Exercise description: If a line in the records contains the word "badge", count it; state the resulting number and nothing more.

Records to process:
%%

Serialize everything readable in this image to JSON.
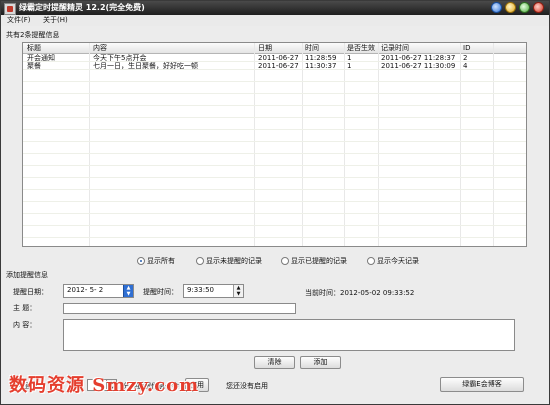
{
  "window": {
    "title": "绿霸定时提醒精灵 12.2(完全免费)",
    "controls": [
      "star-icon",
      "minimize-icon",
      "maximize-icon",
      "close-icon"
    ]
  },
  "menu": {
    "items": [
      "文件(F)",
      "关于(H)"
    ]
  },
  "list_panel": {
    "title": "共有2条提醒信息",
    "columns": [
      "标题",
      "内容",
      "日期",
      "时间",
      "是否生效",
      "记录时间",
      "ID"
    ],
    "rows": [
      [
        "开会通知",
        "今天下午5点开会",
        "2011-06-27",
        "11:28:59",
        "1",
        "2011-06-27 11:28:37",
        "2"
      ],
      [
        "聚餐",
        "七月一日，生日聚餐，好好吃一顿",
        "2011-06-27",
        "11:30:37",
        "1",
        "2011-06-27 11:30:09",
        "4"
      ]
    ]
  },
  "filter": {
    "options": [
      "显示所有",
      "显示未提醒的记录",
      "显示已提醒的记录",
      "显示今天记录"
    ],
    "selected": "显示所有"
  },
  "add_panel": {
    "title": "添加提醒信息",
    "date_label": "提醒日期：",
    "date_value": "2012- 5- 2",
    "time_label": "提醒时间：",
    "time_value": "9:33:50",
    "current_time": "当前时间：2012-05-02 09:33:52",
    "subject_label": "主    题：",
    "subject_value": "",
    "content_label": "内    容：",
    "content_value": "",
    "clear_button": "清除",
    "add_button": "添加"
  },
  "bottom": {
    "prefix": "提醒时",
    "suffix": "分钟提醒作息一会",
    "apply_button": "应用",
    "status": "您还没有启用",
    "blog_button": "绿霸E会博客"
  },
  "watermark": "数码资源 Smzy.com",
  "colors": {
    "titlebar": "#1e1e1e",
    "selected_date_spin": "#2f6fd3",
    "watermark": "#e53e2e"
  }
}
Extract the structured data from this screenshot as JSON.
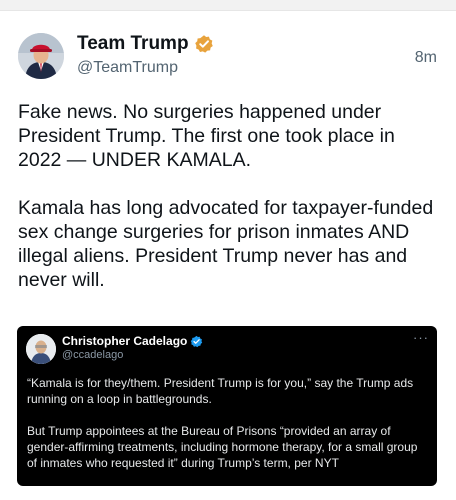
{
  "author": {
    "display_name": "Team Trump",
    "handle": "@TeamTrump",
    "timestamp": "8m"
  },
  "post": {
    "text": "Fake news. No surgeries happened under President Trump. The first one took place in 2022 — UNDER KAMALA.\n\nKamala has long advocated for taxpayer-funded sex change surgeries for prison inmates AND illegal aliens. President Trump never has and never will."
  },
  "quote": {
    "display_name": "Christopher Cadelago",
    "handle": "@ccadelago",
    "more": "···",
    "text": "“Kamala is for they/them. President Trump is for you,” say the Trump ads running on a loop in battlegrounds.\n\nBut Trump appointees at the Bureau of Prisons “provided an array of gender-affirming treatments, including hormone therapy, for a small group of inmates who requested it” during Trump’s term, per NYT"
  },
  "colors": {
    "verified_gold": "#e8a33d",
    "verified_blue": "#1d9bf0",
    "quote_background": "#000000"
  },
  "icons": {
    "author_verified": "verified-badge-icon",
    "quote_verified": "verified-badge-icon"
  }
}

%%

Answer area: 2